(EXERCISE DETAILS): Produce a word-for-word copy of the data that follows, excluding images.

(TASK DATA):
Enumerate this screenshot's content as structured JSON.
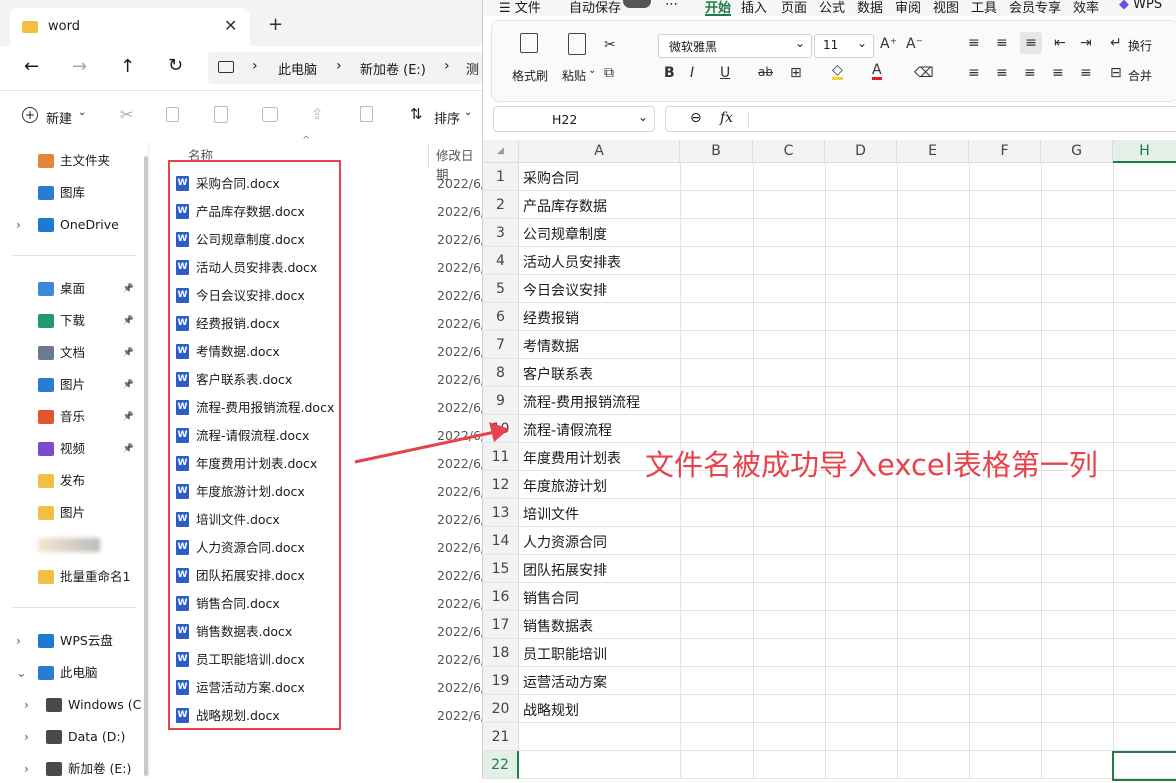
{
  "explorer": {
    "tab_title": "word",
    "breadcrumb": [
      "此电脑",
      "新加卷 (E:)",
      "测"
    ],
    "toolbar": {
      "new_label": "新建",
      "sort_label": "排序"
    },
    "column_name": "名称",
    "column_date": "修改日期",
    "nav": [
      {
        "label": "主文件夹",
        "icon": "home-icon",
        "color": "#e0883a"
      },
      {
        "label": "图库",
        "icon": "gallery-icon",
        "color": "#2b7bd1"
      },
      {
        "label": "OneDrive",
        "icon": "cloud-icon",
        "color": "#1f78d1"
      },
      {
        "label": "桌面",
        "icon": "desktop-icon",
        "color": "#3a8ad6"
      },
      {
        "label": "下载",
        "icon": "download-icon",
        "color": "#1e9d6a"
      },
      {
        "label": "文档",
        "icon": "document-icon",
        "color": "#6b7a90"
      },
      {
        "label": "图片",
        "icon": "pictures-icon",
        "color": "#2b7bd1"
      },
      {
        "label": "音乐",
        "icon": "music-icon",
        "color": "#e2552f"
      },
      {
        "label": "视频",
        "icon": "video-icon",
        "color": "#7a4bd1"
      },
      {
        "label": "发布",
        "icon": "folder-icon",
        "color": "#f2c041"
      },
      {
        "label": "图片",
        "icon": "folder-icon",
        "color": "#f2c041"
      },
      {
        "label": "",
        "icon": "blurred-icon",
        "color": "#d9d2c4"
      },
      {
        "label": "批量重命名1",
        "icon": "folder-icon",
        "color": "#f2c041"
      },
      {
        "label": "WPS云盘",
        "icon": "cloud-icon",
        "color": "#1f78d1"
      },
      {
        "label": "此电脑",
        "icon": "pc-icon",
        "color": "#2b7bd1"
      },
      {
        "label": "Windows (C",
        "icon": "drive-icon",
        "color": "#4a4a4a"
      },
      {
        "label": "Data (D:)",
        "icon": "drive-icon",
        "color": "#4a4a4a"
      },
      {
        "label": "新加卷 (E:)",
        "icon": "drive-icon",
        "color": "#4a4a4a"
      }
    ],
    "files": [
      {
        "name": "采购合同.docx",
        "date": "2022/6/"
      },
      {
        "name": "产品库存数据.docx",
        "date": "2022/6/"
      },
      {
        "name": "公司规章制度.docx",
        "date": "2022/6/"
      },
      {
        "name": "活动人员安排表.docx",
        "date": "2022/6/"
      },
      {
        "name": "今日会议安排.docx",
        "date": "2022/6/"
      },
      {
        "name": "经费报销.docx",
        "date": "2022/6/"
      },
      {
        "name": "考情数据.docx",
        "date": "2022/6/"
      },
      {
        "name": "客户联系表.docx",
        "date": "2022/6/"
      },
      {
        "name": "流程-费用报销流程.docx",
        "date": "2022/6/"
      },
      {
        "name": "流程-请假流程.docx",
        "date": "2022/6/"
      },
      {
        "name": "年度费用计划表.docx",
        "date": "2022/6/"
      },
      {
        "name": "年度旅游计划.docx",
        "date": "2022/6/"
      },
      {
        "name": "培训文件.docx",
        "date": "2022/6/"
      },
      {
        "name": "人力资源合同.docx",
        "date": "2022/6/"
      },
      {
        "name": "团队拓展安排.docx",
        "date": "2022/6/"
      },
      {
        "name": "销售合同.docx",
        "date": "2022/6/"
      },
      {
        "name": "销售数据表.docx",
        "date": "2022/6/"
      },
      {
        "name": "员工职能培训.docx",
        "date": "2022/6/"
      },
      {
        "name": "运营活动方案.docx",
        "date": "2022/6/"
      },
      {
        "name": "战略规划.docx",
        "date": "2022/6/"
      }
    ]
  },
  "wps": {
    "menu": [
      "文件",
      "自动保存",
      "开始",
      "插入",
      "页面",
      "公式",
      "数据",
      "审阅",
      "视图",
      "工具",
      "会员专享",
      "效率",
      "WPS"
    ],
    "ribbon": {
      "format_painter": "格式刷",
      "paste": "粘贴",
      "font_name": "微软雅黑",
      "font_size": "11",
      "wrap": "换行",
      "merge": "合并"
    },
    "name_box": "H22",
    "fx_label": "fx",
    "columns": [
      "A",
      "B",
      "C",
      "D",
      "E",
      "F",
      "G",
      "H"
    ],
    "rows": [
      {
        "n": "1",
        "a": "采购合同"
      },
      {
        "n": "2",
        "a": "产品库存数据"
      },
      {
        "n": "3",
        "a": "公司规章制度"
      },
      {
        "n": "4",
        "a": "活动人员安排表"
      },
      {
        "n": "5",
        "a": "今日会议安排"
      },
      {
        "n": "6",
        "a": "经费报销"
      },
      {
        "n": "7",
        "a": "考情数据"
      },
      {
        "n": "8",
        "a": "客户联系表"
      },
      {
        "n": "9",
        "a": "流程-费用报销流程"
      },
      {
        "n": "10",
        "a": "流程-请假流程"
      },
      {
        "n": "11",
        "a": "年度费用计划表"
      },
      {
        "n": "12",
        "a": "年度旅游计划"
      },
      {
        "n": "13",
        "a": "培训文件"
      },
      {
        "n": "14",
        "a": "人力资源合同"
      },
      {
        "n": "15",
        "a": "团队拓展安排"
      },
      {
        "n": "16",
        "a": "销售合同"
      },
      {
        "n": "17",
        "a": "销售数据表"
      },
      {
        "n": "18",
        "a": "员工职能培训"
      },
      {
        "n": "19",
        "a": "运营活动方案"
      },
      {
        "n": "20",
        "a": "战略规划"
      },
      {
        "n": "21",
        "a": ""
      },
      {
        "n": "22",
        "a": ""
      }
    ],
    "accent": "#1e7c45"
  },
  "annotation": "文件名被成功导入excel表格第一列",
  "annotation_color": "#e8424a"
}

(RESPONSE BOX):
Enumerate this screenshot's content as structured JSON.
{
  "explorer": {
    "tab_title": "word",
    "breadcrumb": [
      "此电脑",
      "新加卷 (E:)",
      "测"
    ],
    "toolbar": {
      "new_label": "新建",
      "sort_label": "排序"
    },
    "column_name": "名称",
    "column_date": "修改日期",
    "nav": [
      {
        "label": "主文件夹",
        "icon": "home-icon",
        "color": "#e0883a"
      },
      {
        "label": "图库",
        "icon": "gallery-icon",
        "color": "#2b7bd1"
      },
      {
        "label": "OneDrive",
        "icon": "cloud-icon",
        "color": "#1f78d1"
      },
      {
        "label": "桌面",
        "icon": "desktop-icon",
        "color": "#3a8ad6"
      },
      {
        "label": "下载",
        "icon": "download-icon",
        "color": "#1e9d6a"
      },
      {
        "label": "文档",
        "icon": "document-icon",
        "color": "#6b7a90"
      },
      {
        "label": "图片",
        "icon": "pictures-icon",
        "color": "#2b7bd1"
      },
      {
        "label": "音乐",
        "icon": "music-icon",
        "color": "#e2552f"
      },
      {
        "label": "视频",
        "icon": "video-icon",
        "color": "#7a4bd1"
      },
      {
        "label": "发布",
        "icon": "folder-icon",
        "color": "#f2c041"
      },
      {
        "label": "图片",
        "icon": "folder-icon",
        "color": "#f2c041"
      },
      {
        "label": "",
        "icon": "blurred-icon",
        "color": "#d9d2c4"
      },
      {
        "label": "批量重命名1",
        "icon": "folder-icon",
        "color": "#f2c041"
      },
      {
        "label": "WPS云盘",
        "icon": "cloud-icon",
        "color": "#1f78d1"
      },
      {
        "label": "此电脑",
        "icon": "pc-icon",
        "color": "#2b7bd1"
      },
      {
        "label": "Windows (C",
        "icon": "drive-icon",
        "color": "#4a4a4a"
      },
      {
        "label": "Data (D:)",
        "icon": "drive-icon",
        "color": "#4a4a4a"
      },
      {
        "label": "新加卷 (E:)",
        "icon": "drive-icon",
        "color": "#4a4a4a"
      }
    ],
    "files": [
      {
        "name": "采购合同.docx",
        "date": "2022/6/"
      },
      {
        "name": "产品库存数据.docx",
        "date": "2022/6/"
      },
      {
        "name": "公司规章制度.docx",
        "date": "2022/6/"
      },
      {
        "name": "活动人员安排表.docx",
        "date": "2022/6/"
      },
      {
        "name": "今日会议安排.docx",
        "date": "2022/6/"
      },
      {
        "name": "经费报销.docx",
        "date": "2022/6/"
      },
      {
        "name": "考情数据.docx",
        "date": "2022/6/"
      },
      {
        "name": "客户联系表.docx",
        "date": "2022/6/"
      },
      {
        "name": "流程-费用报销流程.docx",
        "date": "2022/6/"
      },
      {
        "name": "流程-请假流程.docx",
        "date": "2022/6/"
      },
      {
        "name": "年度费用计划表.docx",
        "date": "2022/6/"
      },
      {
        "name": "年度旅游计划.docx",
        "date": "2022/6/"
      },
      {
        "name": "培训文件.docx",
        "date": "2022/6/"
      },
      {
        "name": "人力资源合同.docx",
        "date": "2022/6/"
      },
      {
        "name": "团队拓展安排.docx",
        "date": "2022/6/"
      },
      {
        "name": "销售合同.docx",
        "date": "2022/6/"
      },
      {
        "name": "销售数据表.docx",
        "date": "2022/6/"
      },
      {
        "name": "员工职能培训.docx",
        "date": "2022/6/"
      },
      {
        "name": "运营活动方案.docx",
        "date": "2022/6/"
      },
      {
        "name": "战略规划.docx",
        "date": "2022/6/"
      }
    ]
  },
  "wps": {
    "menu": [
      "文件",
      "自动保存",
      "开始",
      "插入",
      "页面",
      "公式",
      "数据",
      "审阅",
      "视图",
      "工具",
      "会员专享",
      "效率",
      "WPS"
    ],
    "ribbon": {
      "format_painter": "格式刷",
      "paste": "粘贴",
      "font_name": "微软雅黑",
      "font_size": "11",
      "wrap": "换行",
      "merge": "合并"
    },
    "name_box": "H22",
    "fx_label": "fx",
    "columns": [
      "A",
      "B",
      "C",
      "D",
      "E",
      "F",
      "G",
      "H"
    ],
    "rows": [
      {
        "n": "1",
        "a": "采购合同"
      },
      {
        "n": "2",
        "a": "产品库存数据"
      },
      {
        "n": "3",
        "a": "公司规章制度"
      },
      {
        "n": "4",
        "a": "活动人员安排表"
      },
      {
        "n": "5",
        "a": "今日会议安排"
      },
      {
        "n": "6",
        "a": "经费报销"
      },
      {
        "n": "7",
        "a": "考情数据"
      },
      {
        "n": "8",
        "a": "客户联系表"
      },
      {
        "n": "9",
        "a": "流程-费用报销流程"
      },
      {
        "n": "10",
        "a": "流程-请假流程"
      },
      {
        "n": "11",
        "a": "年度费用计划表"
      },
      {
        "n": "12",
        "a": "年度旅游计划"
      },
      {
        "n": "13",
        "a": "培训文件"
      },
      {
        "n": "14",
        "a": "人力资源合同"
      },
      {
        "n": "15",
        "a": "团队拓展安排"
      },
      {
        "n": "16",
        "a": "销售合同"
      },
      {
        "n": "17",
        "a": "销售数据表"
      },
      {
        "n": "18",
        "a": "员工职能培训"
      },
      {
        "n": "19",
        "a": "运营活动方案"
      },
      {
        "n": "20",
        "a": "战略规划"
      },
      {
        "n": "21",
        "a": ""
      },
      {
        "n": "22",
        "a": ""
      }
    ],
    "accent": "#1e7c45"
  },
  "annotation": "文件名被成功导入excel表格第一列",
  "annotation_color": "#e8424a"
}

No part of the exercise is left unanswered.